While the Gramm campaign and others chose to forego New York altogether, the thrust of Mr. Black's affidavit is similar to the affidavits submitted on behalf of Senator Dole and Pat Robertson in the 1988 legal challenge to New York's ballot access restrictions. While Senator Dole and Pat Robertson did not entirely forego the 1988 New York Republican primary, they did not attempt to get on the ballot in all thirty-four of the congressional districts and were not successful in many in which they devoted considerable resources to the effort.
Mr. Pepe, the executive director of the Dole campaign in 1988, wrote that the New York ballot access scheme at issue here
imposed considerable burdens on the state campaign. Despite the labors of approximately 600 members of the Dole campaign staff, both paid and volunteer, across the state, and an expenditure of approximately $ 90,000 to accomplish the task, the Dole campaign was able to file petitions for slates of three delegate candidates for only 22 of the state's 34 congressional districts.
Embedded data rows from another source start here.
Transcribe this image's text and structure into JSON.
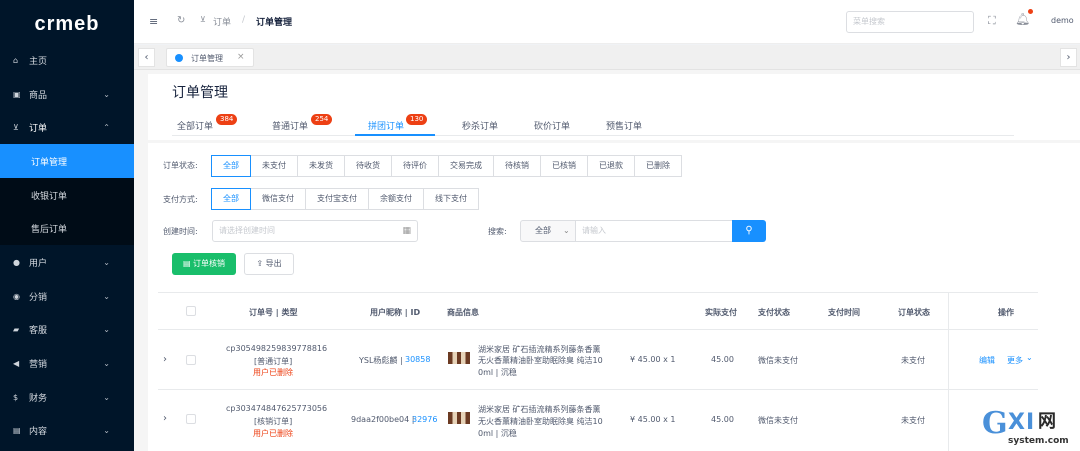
{
  "sidebar": {
    "logo": "crmeb",
    "items": [
      {
        "label": "主页",
        "icon": "home-icon",
        "glyph": "⌂"
      },
      {
        "label": "商品",
        "icon": "goods-icon",
        "glyph": "▣"
      },
      {
        "label": "订单",
        "icon": "cart-icon",
        "glyph": "⊻"
      },
      {
        "label": "用户",
        "icon": "user-icon",
        "glyph": "●"
      },
      {
        "label": "分销",
        "icon": "distribution-icon",
        "glyph": "◉"
      },
      {
        "label": "客服",
        "icon": "service-icon",
        "glyph": "▰"
      },
      {
        "label": "营销",
        "icon": "marketing-icon",
        "glyph": "◀"
      },
      {
        "label": "财务",
        "icon": "finance-icon",
        "glyph": "$"
      },
      {
        "label": "内容",
        "icon": "content-icon",
        "glyph": "▤"
      }
    ],
    "sub_items": [
      {
        "label": "订单管理"
      },
      {
        "label": "收银订单"
      },
      {
        "label": "售后订单"
      }
    ]
  },
  "header": {
    "breadcrumb_parent": "订单",
    "breadcrumb_sep": "/",
    "breadcrumb_current": "订单管理",
    "search_placeholder": "菜单搜索",
    "username": "demo"
  },
  "tagsbar": {
    "tag_label": "订单管理",
    "close": "×"
  },
  "page": {
    "title": "订单管理",
    "tabs": [
      {
        "label": "全部订单",
        "badge": "384"
      },
      {
        "label": "普通订单",
        "badge": "254"
      },
      {
        "label": "拼团订单",
        "badge": "130"
      },
      {
        "label": "秒杀订单",
        "badge": ""
      },
      {
        "label": "砍价订单",
        "badge": ""
      },
      {
        "label": "预售订单",
        "badge": ""
      }
    ]
  },
  "filters": {
    "status_label": "订单状态:",
    "status_options": [
      "全部",
      "未支付",
      "未发货",
      "待收货",
      "待评价",
      "交易完成",
      "待核销",
      "已核销",
      "已退款",
      "已删除"
    ],
    "pay_label": "支付方式:",
    "pay_options": [
      "全部",
      "微信支付",
      "支付宝支付",
      "余额支付",
      "线下支付"
    ],
    "time_label": "创建时间:",
    "time_placeholder": "请选择创建时间",
    "search_label": "搜索:",
    "search_scope": "全部",
    "search_placeholder": "请输入"
  },
  "actions": {
    "verify_button": "订单核销",
    "export_button": "导出"
  },
  "table": {
    "headers": [
      "订单号 | 类型",
      "用户昵称 | ID",
      "商品信息",
      "实际支付",
      "支付状态",
      "支付时间",
      "订单状态",
      "操作"
    ],
    "rows": [
      {
        "order_no": "cp305498259839778816",
        "type": "[普通订单]",
        "deleted": "用户已删除",
        "nickname": "YSL杨彪麟 | ",
        "uid": "30858",
        "goods_line1": "湖米家居 矿石插流精系列藤条香薰",
        "goods_line2": "无火香薰精油卧室助眠除臭 纯洁10",
        "goods_line3": "0ml | 沉稳",
        "price_qty": "¥ 45.00 x 1",
        "paid": "45.00",
        "pay_status": "微信未支付",
        "pay_time": "",
        "order_status": "未支付",
        "edit": "编辑",
        "more": "更多"
      },
      {
        "order_no": "cp303474847625773056",
        "type": "[核销订单]",
        "deleted": "用户已删除",
        "nickname": "9daa2f00be04 | ",
        "uid": "32976",
        "goods_line1": "湖米家居 矿石插流精系列藤条香薰",
        "goods_line2": "无火香薰精油卧室助眠除臭 纯洁10",
        "goods_line3": "0ml | 沉稳",
        "price_qty": "¥ 45.00 x 1",
        "paid": "45.00",
        "pay_status": "微信未支付",
        "pay_time": "",
        "order_status": "未支付",
        "edit": "编辑",
        "more": "更多"
      }
    ]
  },
  "watermark": "GXI网 system.com",
  "colors": {
    "primary": "#1890ff",
    "sidebar": "#001529",
    "green": "#19be6b",
    "red": "#ed4014"
  }
}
Given the staffing realities and the strictures of New York law, the Dole campaign made the difficult decision to devote its resources and energies to filing petitions in 22 congressional districts, identified as ones in which the campaign was run up, staffed and organized at local levels to attempt the necessary petition drive to place delegate candidates on the ballot. Thus certain congressional districts effectively had to be sacrificed from the ballot, given the finite numbers of people, funds, expertise and time available to conduct the necessary petition drives.